Google has announced a new method of updating your apps by shrinking the size of Android app updates once again on the Play Store. A previous change had reduced the size of updates by 47% on average by using bsdiff algorithm. Since there were some drawbacks in the earlier technology Google improved a new approach that reduces file size further 65% smaller than the full app, and in some cases more than 90% smaller.
Data pack is one of the major concerns for the Android users, especially in developed countries since a lot of apps go on frequent updates. The new update squeezes overall app size using File-by-File patching – now when you update your app, Google Play will send your device a patch rather the entire APK file of the app. The interesting part of this update it will save 6 petabytes of user data per day if it deploys limited File-by-File patching system.
Google’s software engineer Andrew Hayden explains how the new updates will work in the Google Play store.
Android APKs are essentially ZIP archives with a number of special conventions. The contents of such archives are compressed using a technology called Deflate. That makes the archive smaller, but it also makes it very difficult to identify changes from one version to the next. Even a small change can make the compressed archive look completely different. The new approach is called File-by-File patching, and it makes it possible to find the changes and integrate them with the APK on your device.
List of several Google recent updates for popular apps to show how much data is saved with File-by-File patching.
Application Original Size Previous (BSDiff) Patch Size (% vs original) File-by-File Patch Size (% vs original)
Farm Heroes Super Saga 71.1 MB 13.4 MB (-81%) 8.0 MB (-89%)
Google Maps 32.7 MB 17.5 MB (-46%) 9.6 MB (-71%)
Gmail 17.8 MB 7.6 MB (-57%) 7.3 MB (-59%)
Google TTS 18.9 MB 17.2 MB (-9%) 13.1 MB (-31%)
Kindle 52.4 MB 19.1 MB (-64%) 8.4 MB (-84%)
Netflix 16.2 MB 7.7 MB (-52%) 1.2 MB (-92%)
Android app updates work similar to Chrome, Firefox, and Vivaldi updates.
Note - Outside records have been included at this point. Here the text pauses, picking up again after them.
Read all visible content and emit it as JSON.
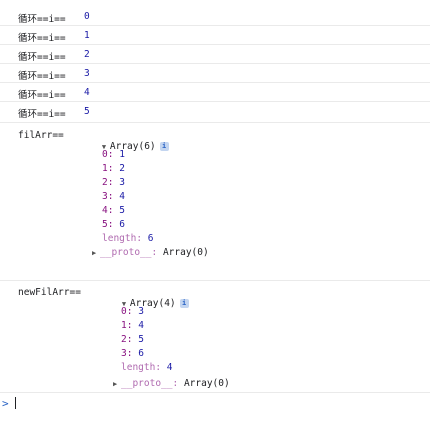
{
  "loop_logs": [
    {
      "label": "循环==i==",
      "value": "0"
    },
    {
      "label": "循环==i==",
      "value": "1"
    },
    {
      "label": "循环==i==",
      "value": "2"
    },
    {
      "label": "循环==i==",
      "value": "3"
    },
    {
      "label": "循环==i==",
      "value": "4"
    },
    {
      "label": "循环==i==",
      "value": "5"
    }
  ],
  "filArr": {
    "label": "filArr==",
    "summary": "Array(6)",
    "info_glyph": "i",
    "entries": [
      {
        "key": "0:",
        "value": "1"
      },
      {
        "key": "1:",
        "value": "2"
      },
      {
        "key": "2:",
        "value": "3"
      },
      {
        "key": "3:",
        "value": "4"
      },
      {
        "key": "4:",
        "value": "5"
      },
      {
        "key": "5:",
        "value": "6"
      }
    ],
    "length_key": "length:",
    "length_value": "6",
    "proto_key": "__proto__:",
    "proto_value": "Array(0)"
  },
  "newFilArr": {
    "label": "newFilArr==",
    "summary": "Array(4)",
    "info_glyph": "i",
    "entries": [
      {
        "key": "0:",
        "value": "3"
      },
      {
        "key": "1:",
        "value": "4"
      },
      {
        "key": "2:",
        "value": "5"
      },
      {
        "key": "3:",
        "value": "6"
      }
    ],
    "length_key": "length:",
    "length_value": "4",
    "proto_key": "__proto__:",
    "proto_value": "Array(0)"
  },
  "console_prompt": ">",
  "icons": {
    "expand": "triangle-down-icon",
    "collapse": "triangle-right-icon",
    "info": "info-icon"
  },
  "colors": {
    "key": "#881280",
    "number": "#1a1aa6",
    "prompt": "#2b64c5",
    "divider": "#eaeaea"
  }
}
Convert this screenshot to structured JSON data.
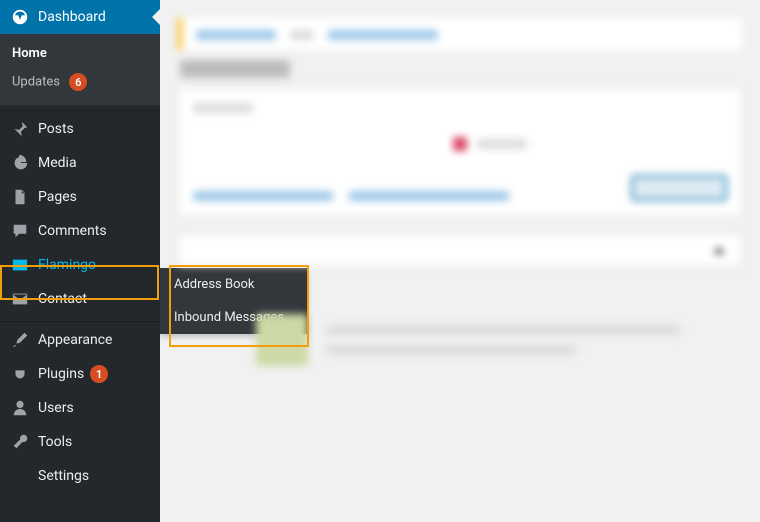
{
  "sidebar": {
    "items": [
      {
        "label": "Dashboard"
      },
      {
        "label": "Home"
      },
      {
        "label": "Updates",
        "badge": "6"
      },
      {
        "label": "Posts"
      },
      {
        "label": "Media"
      },
      {
        "label": "Pages"
      },
      {
        "label": "Comments"
      },
      {
        "label": "Flamingo"
      },
      {
        "label": "Contact"
      },
      {
        "label": "Appearance"
      },
      {
        "label": "Plugins",
        "badge": "1"
      },
      {
        "label": "Users"
      },
      {
        "label": "Tools"
      },
      {
        "label": "Settings"
      }
    ]
  },
  "flyout": {
    "items": [
      {
        "label": "Address Book"
      },
      {
        "label": "Inbound Messages"
      }
    ]
  }
}
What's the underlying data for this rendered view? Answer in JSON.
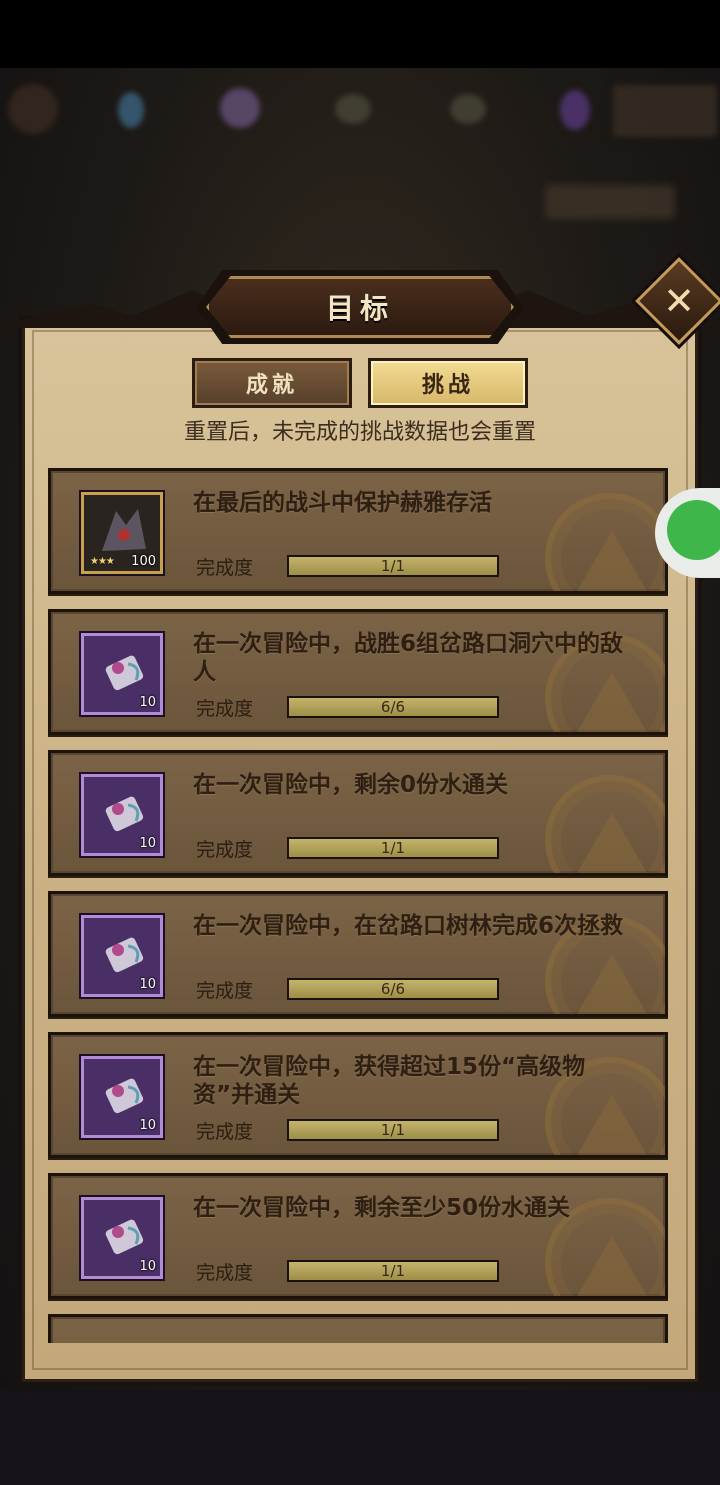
{
  "popup": {
    "title": "目标",
    "close_symbol": "✕",
    "tabs": [
      {
        "label": "成就",
        "selected": false
      },
      {
        "label": "挑战",
        "selected": true
      }
    ],
    "hint": "重置后，未完成的挑战数据也会重置",
    "progress_label": "完成度"
  },
  "challenges": [
    {
      "title": "在最后的战斗中保护赫雅存活",
      "icon": "hero-portrait-icon",
      "reward_count": "100",
      "stars": "★★★",
      "progress": "1/1",
      "progress_fraction": 1
    },
    {
      "title": "在一次冒险中，战胜6组岔路口洞穴中的敌人",
      "icon": "purple-scroll-icon",
      "reward_count": "10",
      "progress": "6/6",
      "progress_fraction": 1
    },
    {
      "title": "在一次冒险中，剩余0份水通关",
      "icon": "purple-scroll-icon",
      "reward_count": "10",
      "progress": "1/1",
      "progress_fraction": 1
    },
    {
      "title": "在一次冒险中，在岔路口树林完成6次拯救",
      "icon": "purple-scroll-icon",
      "reward_count": "10",
      "progress": "6/6",
      "progress_fraction": 1
    },
    {
      "title": "在一次冒险中，获得超过15份“高级物资”并通关",
      "icon": "purple-scroll-icon",
      "reward_count": "10",
      "progress": "1/1",
      "progress_fraction": 1
    },
    {
      "title": "在一次冒险中，剩余至少50份水通关",
      "icon": "purple-scroll-icon",
      "reward_count": "10",
      "progress": "1/1",
      "progress_fraction": 1
    }
  ],
  "colors": {
    "panel": "#cbb285",
    "card": "#6b553b",
    "tab_selected": "#e6c97c",
    "wechat": "#3fb64a"
  }
}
It is based on comparing the uncompressed new and old archives. Google identifies the changes, applies the delta to your device’s uncompressed archive, and then re-compress it, making sure that archive on your smart phone matches the one on the Play Store “byte for byte”. The drawback with file-by-file patching is that your phone has to re-compress the APK, which can take a while on older or slower devices. Google says that it can now handle one megabyte per second. So, shrinking the patch size by half tends to double the time spent.
The automatic updates take place usually at night when your phone is plugged into power and you’re not using it. This ensures that users will not have to wait for more time than usual time for an update to finish when done manually.
However, the File-by-File patching system has been open sourced on GitHub, and anyone can contribute and improve the algorithm’s efficiency.